* [REQUIRED ACTION]:
Bring together copies of the lines in the data below that contain the word "accent".

* [DATA SUPPLIED]:
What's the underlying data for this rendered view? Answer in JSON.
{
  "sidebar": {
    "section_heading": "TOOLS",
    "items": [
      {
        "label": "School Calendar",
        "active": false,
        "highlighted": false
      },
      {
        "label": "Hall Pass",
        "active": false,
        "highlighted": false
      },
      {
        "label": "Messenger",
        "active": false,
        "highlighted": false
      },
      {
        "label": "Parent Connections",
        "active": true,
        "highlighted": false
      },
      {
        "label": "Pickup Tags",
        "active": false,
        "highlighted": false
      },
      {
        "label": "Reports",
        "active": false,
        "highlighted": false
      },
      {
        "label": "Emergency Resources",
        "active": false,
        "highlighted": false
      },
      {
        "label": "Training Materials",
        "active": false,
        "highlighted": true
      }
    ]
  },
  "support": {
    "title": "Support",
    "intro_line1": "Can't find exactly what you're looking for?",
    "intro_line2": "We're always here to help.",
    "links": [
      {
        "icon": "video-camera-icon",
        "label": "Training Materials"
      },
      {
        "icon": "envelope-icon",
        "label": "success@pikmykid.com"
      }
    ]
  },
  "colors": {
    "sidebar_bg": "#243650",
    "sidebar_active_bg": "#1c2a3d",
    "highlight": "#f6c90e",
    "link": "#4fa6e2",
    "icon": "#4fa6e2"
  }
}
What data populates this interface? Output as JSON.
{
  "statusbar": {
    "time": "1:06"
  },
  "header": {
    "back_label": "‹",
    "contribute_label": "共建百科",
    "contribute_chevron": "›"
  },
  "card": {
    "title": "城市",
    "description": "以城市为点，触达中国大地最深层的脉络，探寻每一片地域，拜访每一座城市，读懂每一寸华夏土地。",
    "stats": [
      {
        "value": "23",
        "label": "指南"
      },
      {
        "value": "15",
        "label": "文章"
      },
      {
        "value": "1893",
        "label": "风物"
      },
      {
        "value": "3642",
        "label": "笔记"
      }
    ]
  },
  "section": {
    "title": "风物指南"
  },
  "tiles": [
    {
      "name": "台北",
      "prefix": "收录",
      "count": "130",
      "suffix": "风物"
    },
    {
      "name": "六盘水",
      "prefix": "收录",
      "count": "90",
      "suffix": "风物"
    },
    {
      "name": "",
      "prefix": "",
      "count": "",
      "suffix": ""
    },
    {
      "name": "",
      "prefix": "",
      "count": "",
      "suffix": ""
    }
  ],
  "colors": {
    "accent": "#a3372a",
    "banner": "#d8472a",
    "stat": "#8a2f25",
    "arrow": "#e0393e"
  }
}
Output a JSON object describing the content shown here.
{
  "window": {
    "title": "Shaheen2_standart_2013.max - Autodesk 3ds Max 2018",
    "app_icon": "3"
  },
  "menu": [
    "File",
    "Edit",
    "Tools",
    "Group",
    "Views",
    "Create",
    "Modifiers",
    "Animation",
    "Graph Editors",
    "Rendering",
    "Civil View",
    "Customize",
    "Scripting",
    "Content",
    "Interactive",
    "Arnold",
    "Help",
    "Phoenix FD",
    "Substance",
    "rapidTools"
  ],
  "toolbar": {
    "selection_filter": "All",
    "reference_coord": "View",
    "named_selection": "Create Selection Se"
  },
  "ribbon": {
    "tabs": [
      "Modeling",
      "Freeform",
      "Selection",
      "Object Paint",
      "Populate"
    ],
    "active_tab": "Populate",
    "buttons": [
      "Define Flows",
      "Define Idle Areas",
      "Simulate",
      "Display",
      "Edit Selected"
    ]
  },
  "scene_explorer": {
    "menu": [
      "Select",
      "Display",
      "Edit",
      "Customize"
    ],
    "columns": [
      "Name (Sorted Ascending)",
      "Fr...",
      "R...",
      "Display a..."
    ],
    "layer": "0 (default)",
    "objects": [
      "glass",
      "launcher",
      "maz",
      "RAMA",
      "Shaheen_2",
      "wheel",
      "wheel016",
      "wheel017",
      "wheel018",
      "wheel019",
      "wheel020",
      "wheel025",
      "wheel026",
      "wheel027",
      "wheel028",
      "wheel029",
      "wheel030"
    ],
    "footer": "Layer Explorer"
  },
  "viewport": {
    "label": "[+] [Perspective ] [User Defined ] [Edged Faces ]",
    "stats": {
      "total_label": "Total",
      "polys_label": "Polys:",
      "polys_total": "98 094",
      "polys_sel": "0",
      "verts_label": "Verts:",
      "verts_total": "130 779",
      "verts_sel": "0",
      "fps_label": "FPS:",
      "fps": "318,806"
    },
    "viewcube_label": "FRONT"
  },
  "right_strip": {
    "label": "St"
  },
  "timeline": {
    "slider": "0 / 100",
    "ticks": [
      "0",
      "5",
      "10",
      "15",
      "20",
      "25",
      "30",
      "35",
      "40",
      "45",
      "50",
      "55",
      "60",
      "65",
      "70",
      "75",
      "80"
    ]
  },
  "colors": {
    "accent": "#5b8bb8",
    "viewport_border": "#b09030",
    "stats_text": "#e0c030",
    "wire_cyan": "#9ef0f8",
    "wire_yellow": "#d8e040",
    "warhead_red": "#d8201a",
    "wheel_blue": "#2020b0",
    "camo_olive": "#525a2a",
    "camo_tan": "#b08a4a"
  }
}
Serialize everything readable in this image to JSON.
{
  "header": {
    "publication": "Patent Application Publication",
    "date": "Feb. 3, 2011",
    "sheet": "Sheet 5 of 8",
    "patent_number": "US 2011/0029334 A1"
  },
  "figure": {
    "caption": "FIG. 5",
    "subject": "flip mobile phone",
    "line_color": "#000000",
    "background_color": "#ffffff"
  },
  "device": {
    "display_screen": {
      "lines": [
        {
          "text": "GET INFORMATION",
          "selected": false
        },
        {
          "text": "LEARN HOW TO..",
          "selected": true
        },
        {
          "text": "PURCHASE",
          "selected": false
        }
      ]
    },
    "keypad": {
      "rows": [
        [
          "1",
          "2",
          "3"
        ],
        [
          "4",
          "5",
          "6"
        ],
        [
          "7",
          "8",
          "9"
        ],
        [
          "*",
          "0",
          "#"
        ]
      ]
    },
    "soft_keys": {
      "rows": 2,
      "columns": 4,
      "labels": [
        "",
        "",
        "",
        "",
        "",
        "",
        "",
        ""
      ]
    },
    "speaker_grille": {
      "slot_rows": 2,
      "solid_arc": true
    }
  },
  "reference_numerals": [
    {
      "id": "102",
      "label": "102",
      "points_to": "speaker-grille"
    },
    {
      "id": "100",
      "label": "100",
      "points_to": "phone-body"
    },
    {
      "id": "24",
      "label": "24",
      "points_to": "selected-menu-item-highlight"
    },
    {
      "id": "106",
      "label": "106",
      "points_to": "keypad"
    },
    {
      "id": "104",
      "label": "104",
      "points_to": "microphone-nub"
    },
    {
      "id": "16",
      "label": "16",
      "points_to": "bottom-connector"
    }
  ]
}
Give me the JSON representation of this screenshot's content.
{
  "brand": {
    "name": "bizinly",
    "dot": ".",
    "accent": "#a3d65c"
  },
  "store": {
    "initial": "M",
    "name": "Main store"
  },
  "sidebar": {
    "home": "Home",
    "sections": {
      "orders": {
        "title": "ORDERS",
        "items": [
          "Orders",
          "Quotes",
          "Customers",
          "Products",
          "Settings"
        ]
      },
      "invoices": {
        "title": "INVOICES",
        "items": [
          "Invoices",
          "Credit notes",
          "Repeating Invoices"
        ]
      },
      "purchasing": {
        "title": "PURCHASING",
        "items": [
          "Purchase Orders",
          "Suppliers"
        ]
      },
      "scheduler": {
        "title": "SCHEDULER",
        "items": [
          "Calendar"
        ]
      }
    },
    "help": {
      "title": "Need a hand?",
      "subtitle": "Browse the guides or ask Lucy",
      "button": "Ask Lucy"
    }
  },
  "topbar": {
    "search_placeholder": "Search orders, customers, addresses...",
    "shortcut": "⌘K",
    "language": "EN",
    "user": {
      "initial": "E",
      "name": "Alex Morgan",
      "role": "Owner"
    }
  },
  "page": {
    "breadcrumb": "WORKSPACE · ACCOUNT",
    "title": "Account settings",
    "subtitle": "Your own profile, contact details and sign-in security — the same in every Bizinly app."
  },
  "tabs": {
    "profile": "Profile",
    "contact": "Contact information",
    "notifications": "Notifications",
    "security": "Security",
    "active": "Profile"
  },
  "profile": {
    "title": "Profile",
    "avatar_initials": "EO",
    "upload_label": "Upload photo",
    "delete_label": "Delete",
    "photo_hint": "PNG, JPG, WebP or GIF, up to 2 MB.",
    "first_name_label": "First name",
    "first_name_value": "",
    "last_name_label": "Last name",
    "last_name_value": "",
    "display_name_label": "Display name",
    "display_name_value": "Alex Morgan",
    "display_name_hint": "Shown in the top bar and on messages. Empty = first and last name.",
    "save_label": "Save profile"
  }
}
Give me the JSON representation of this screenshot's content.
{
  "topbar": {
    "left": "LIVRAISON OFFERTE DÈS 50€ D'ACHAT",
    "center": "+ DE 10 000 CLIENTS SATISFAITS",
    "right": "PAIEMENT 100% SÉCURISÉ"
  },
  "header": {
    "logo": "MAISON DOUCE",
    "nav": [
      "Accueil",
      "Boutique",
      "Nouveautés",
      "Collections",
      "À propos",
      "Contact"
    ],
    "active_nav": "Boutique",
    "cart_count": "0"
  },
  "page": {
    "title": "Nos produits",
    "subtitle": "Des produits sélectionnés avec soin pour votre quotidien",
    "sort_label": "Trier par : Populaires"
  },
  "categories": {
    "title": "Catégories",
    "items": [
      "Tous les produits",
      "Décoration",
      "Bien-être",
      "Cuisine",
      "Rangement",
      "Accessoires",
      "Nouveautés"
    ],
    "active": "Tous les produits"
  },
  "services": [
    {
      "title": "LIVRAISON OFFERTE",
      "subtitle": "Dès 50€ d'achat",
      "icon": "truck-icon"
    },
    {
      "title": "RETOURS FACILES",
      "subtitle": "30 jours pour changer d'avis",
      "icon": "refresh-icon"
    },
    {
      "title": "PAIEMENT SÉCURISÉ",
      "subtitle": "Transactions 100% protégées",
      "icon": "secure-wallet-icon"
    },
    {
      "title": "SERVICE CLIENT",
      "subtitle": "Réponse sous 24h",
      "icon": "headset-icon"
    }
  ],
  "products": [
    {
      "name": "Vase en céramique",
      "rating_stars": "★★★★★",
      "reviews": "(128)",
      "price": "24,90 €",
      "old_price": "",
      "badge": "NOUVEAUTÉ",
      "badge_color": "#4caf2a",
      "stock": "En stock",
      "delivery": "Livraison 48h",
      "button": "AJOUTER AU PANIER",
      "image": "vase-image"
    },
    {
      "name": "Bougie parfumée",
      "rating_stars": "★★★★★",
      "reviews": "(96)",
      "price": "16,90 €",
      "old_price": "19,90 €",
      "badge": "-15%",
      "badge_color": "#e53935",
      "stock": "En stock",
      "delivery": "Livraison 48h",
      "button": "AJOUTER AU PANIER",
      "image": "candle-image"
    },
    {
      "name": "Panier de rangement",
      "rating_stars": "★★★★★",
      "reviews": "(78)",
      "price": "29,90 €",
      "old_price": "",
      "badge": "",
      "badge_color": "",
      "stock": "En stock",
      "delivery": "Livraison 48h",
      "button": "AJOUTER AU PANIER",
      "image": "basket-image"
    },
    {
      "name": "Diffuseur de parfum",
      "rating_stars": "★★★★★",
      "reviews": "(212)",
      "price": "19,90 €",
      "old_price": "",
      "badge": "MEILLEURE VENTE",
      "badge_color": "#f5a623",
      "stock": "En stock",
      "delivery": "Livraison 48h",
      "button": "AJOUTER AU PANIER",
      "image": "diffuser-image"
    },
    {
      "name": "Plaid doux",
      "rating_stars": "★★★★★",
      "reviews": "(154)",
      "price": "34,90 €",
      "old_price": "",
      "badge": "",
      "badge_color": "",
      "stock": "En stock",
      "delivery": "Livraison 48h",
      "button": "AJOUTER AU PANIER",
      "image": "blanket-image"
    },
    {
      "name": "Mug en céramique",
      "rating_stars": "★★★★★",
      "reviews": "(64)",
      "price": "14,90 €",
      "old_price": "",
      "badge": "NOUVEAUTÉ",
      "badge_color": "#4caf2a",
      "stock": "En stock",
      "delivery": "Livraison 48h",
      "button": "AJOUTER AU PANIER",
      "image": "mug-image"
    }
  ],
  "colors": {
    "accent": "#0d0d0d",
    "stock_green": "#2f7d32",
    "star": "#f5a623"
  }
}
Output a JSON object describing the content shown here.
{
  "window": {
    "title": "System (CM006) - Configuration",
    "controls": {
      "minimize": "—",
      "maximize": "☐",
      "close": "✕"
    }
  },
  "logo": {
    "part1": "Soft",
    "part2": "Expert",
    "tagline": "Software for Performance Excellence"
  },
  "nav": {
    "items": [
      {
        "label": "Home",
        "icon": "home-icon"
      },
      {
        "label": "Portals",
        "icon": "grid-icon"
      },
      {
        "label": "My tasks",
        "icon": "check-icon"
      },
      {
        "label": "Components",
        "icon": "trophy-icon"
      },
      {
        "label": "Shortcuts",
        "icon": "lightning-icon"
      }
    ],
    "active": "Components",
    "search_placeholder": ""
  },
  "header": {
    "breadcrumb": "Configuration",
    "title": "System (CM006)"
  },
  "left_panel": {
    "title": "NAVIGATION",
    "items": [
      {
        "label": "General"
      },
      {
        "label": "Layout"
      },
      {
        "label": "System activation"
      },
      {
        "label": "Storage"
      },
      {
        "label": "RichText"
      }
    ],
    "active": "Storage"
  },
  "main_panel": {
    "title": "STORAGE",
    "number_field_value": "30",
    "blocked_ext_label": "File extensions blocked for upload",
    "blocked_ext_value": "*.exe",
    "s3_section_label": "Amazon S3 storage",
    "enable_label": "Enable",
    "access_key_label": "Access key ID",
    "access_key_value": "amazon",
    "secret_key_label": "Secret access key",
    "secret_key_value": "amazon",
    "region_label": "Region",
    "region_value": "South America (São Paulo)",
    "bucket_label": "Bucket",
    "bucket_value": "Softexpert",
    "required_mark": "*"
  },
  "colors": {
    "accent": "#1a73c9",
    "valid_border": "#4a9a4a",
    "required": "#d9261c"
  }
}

* [FINISHED TASK]:
    "accent": "#a3372a",
    "accent": "#5b8bb8",
    "accent": "#a3d65c"
    "accent": "#0d0d0d",
    "accent": "#1a73c9",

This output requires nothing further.